In high school, she dreamed of becoming a medical doctor, until she was invited to hear a panel of nurses discuss the nature of their work.
“They talked about how hands-on they were and the impact they’ve made on hundreds of lives,” said Grimes, 27, who started Milligan’s highly-respected nursing program after graduating from Middle Tennessee State University. “That stayed with me. I wanted to be a patient’s first face.”
When she graduates Milligan College tomorrow, May 7, with her Bachelor of Science in Nursing, Grimes will begin her journey of impacting lives. She was accepted into Vanderbilt University Medical Center’s highly-competitive nurse intern program, which she will begin in August.
On Thursday, Grimes, along with 32 other Milligan nursing students, were initiated into the professional practice of nursing through a unique and highly symbolic pinning ceremony at the college.
“To me, it meant that this is real,” said Heather Greene of Elizabethton, Tennessee, regarding the ceremony. “The faculty have given us their blessing to conquer the world of nursing.”
“I count it a privilege to have been part of all 20 pinning ceremonies,” said Dr. Melinda Collins, associate dean of the School of Sciences and Allied Health and Mountain States Health Alliance chair of nursing. “I am so very proud of all the graduates as they join what will now be 357 alumni who are living out the mission of Milligan College by providing nursing servant leadership around the globe.”

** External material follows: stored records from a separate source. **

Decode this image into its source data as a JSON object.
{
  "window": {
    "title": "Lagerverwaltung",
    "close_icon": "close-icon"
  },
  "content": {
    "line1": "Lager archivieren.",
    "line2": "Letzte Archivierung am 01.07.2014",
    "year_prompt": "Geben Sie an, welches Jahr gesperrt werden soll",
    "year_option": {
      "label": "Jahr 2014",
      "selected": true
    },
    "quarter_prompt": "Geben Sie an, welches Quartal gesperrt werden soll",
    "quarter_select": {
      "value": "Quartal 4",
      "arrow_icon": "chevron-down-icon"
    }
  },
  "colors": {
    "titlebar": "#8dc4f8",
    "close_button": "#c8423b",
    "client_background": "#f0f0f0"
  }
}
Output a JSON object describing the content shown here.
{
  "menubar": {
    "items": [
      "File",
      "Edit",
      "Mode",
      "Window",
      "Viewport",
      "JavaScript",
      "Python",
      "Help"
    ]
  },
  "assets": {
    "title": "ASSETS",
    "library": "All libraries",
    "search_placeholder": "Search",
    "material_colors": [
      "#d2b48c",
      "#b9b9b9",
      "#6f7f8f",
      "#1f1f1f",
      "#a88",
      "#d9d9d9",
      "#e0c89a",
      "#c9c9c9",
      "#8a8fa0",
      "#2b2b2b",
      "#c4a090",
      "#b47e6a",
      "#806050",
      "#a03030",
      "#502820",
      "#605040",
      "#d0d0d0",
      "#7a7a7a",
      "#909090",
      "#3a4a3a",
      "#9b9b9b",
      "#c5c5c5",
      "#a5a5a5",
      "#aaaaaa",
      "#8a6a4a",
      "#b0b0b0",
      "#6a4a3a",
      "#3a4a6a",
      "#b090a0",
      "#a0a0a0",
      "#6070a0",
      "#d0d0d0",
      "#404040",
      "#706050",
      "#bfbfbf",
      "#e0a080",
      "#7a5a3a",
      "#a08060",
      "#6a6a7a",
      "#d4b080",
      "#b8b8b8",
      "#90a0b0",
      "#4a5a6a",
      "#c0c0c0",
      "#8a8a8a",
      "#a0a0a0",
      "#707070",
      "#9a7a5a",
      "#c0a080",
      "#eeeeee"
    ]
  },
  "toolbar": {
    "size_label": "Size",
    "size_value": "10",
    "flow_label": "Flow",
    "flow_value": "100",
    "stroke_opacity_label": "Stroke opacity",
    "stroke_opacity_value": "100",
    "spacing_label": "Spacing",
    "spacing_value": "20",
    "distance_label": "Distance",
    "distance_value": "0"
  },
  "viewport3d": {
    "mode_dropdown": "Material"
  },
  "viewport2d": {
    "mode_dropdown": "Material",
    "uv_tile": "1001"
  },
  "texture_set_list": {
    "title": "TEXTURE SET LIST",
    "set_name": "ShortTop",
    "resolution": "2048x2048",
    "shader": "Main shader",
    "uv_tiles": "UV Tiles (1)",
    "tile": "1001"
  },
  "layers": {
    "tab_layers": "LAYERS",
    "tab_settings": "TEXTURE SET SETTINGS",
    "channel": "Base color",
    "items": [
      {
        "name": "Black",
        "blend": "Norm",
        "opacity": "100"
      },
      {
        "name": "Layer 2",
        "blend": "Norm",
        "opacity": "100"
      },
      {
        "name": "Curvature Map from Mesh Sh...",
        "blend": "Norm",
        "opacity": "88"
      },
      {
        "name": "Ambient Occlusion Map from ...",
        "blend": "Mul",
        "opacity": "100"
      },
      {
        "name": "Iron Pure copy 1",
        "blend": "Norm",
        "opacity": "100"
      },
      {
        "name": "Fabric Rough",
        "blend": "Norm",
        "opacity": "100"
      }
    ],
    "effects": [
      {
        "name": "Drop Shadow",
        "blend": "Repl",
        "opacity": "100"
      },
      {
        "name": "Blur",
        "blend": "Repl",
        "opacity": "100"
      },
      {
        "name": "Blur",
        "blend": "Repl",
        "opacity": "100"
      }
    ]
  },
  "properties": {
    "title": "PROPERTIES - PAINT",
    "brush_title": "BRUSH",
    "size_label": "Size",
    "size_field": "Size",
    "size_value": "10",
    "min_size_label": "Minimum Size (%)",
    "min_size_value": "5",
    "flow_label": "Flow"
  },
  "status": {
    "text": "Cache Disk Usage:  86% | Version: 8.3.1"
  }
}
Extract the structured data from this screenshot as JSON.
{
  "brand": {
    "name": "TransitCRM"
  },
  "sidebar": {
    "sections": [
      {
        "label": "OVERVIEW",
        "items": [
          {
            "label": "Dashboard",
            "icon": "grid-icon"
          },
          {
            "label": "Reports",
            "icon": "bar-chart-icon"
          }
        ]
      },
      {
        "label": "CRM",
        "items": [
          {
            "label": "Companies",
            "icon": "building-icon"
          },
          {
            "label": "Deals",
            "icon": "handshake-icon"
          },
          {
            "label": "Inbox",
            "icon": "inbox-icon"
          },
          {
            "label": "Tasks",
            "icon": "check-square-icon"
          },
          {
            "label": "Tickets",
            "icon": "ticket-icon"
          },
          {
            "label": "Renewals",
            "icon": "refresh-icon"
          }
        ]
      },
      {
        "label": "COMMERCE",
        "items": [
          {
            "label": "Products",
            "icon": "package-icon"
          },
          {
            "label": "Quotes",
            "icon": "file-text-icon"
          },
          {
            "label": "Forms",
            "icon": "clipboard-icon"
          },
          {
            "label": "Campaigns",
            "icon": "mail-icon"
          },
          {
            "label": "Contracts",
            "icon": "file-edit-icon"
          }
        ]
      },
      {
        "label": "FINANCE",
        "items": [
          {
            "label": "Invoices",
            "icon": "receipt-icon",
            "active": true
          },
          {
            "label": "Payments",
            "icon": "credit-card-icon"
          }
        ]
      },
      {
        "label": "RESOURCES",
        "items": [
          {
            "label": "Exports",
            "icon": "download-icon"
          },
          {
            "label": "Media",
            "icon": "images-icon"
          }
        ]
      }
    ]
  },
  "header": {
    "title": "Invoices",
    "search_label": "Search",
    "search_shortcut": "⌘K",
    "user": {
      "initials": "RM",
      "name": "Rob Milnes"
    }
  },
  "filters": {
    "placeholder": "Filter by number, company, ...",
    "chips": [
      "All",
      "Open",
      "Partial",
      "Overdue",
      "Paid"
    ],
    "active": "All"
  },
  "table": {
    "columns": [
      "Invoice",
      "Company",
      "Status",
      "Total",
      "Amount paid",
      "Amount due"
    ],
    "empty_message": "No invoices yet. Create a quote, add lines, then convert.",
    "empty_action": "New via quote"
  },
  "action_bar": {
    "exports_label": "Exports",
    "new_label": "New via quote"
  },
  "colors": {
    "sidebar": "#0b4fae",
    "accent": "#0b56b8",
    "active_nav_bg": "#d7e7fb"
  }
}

After graduating and completing the licensure examination, Greene will transition from working as a licensed practical nurse (LPN) to a registered nurse (RN) at the Mountain Home VA Medical Center in Johnson City, Tennessee.
Greene–who at 33 already has a busy life as a wife, mother and full-time LPN–said continuing her education as a non-traditional student was a wonderful experience.
“Milligan embraced me,” said Greene, who has always dreamed of attending the college. “The students who live on campus were incredibly welcoming to older students.”
Both Grimes and Greene agreed that one of the best parts of the program is the accessibility of the faculty.
“From the second I was accepted, I spoke to Dr. Collins often,” said Grimes, “and it’s very rare that you speak with the dean of your college’s program. I really appreciated that.”
Greene believes that becoming a nurse is at the core of Milligan’s mission: to train servant leaders.
“You can tell when a nurse has gone to Milligan,” said Greene. “They have a servant mindset.”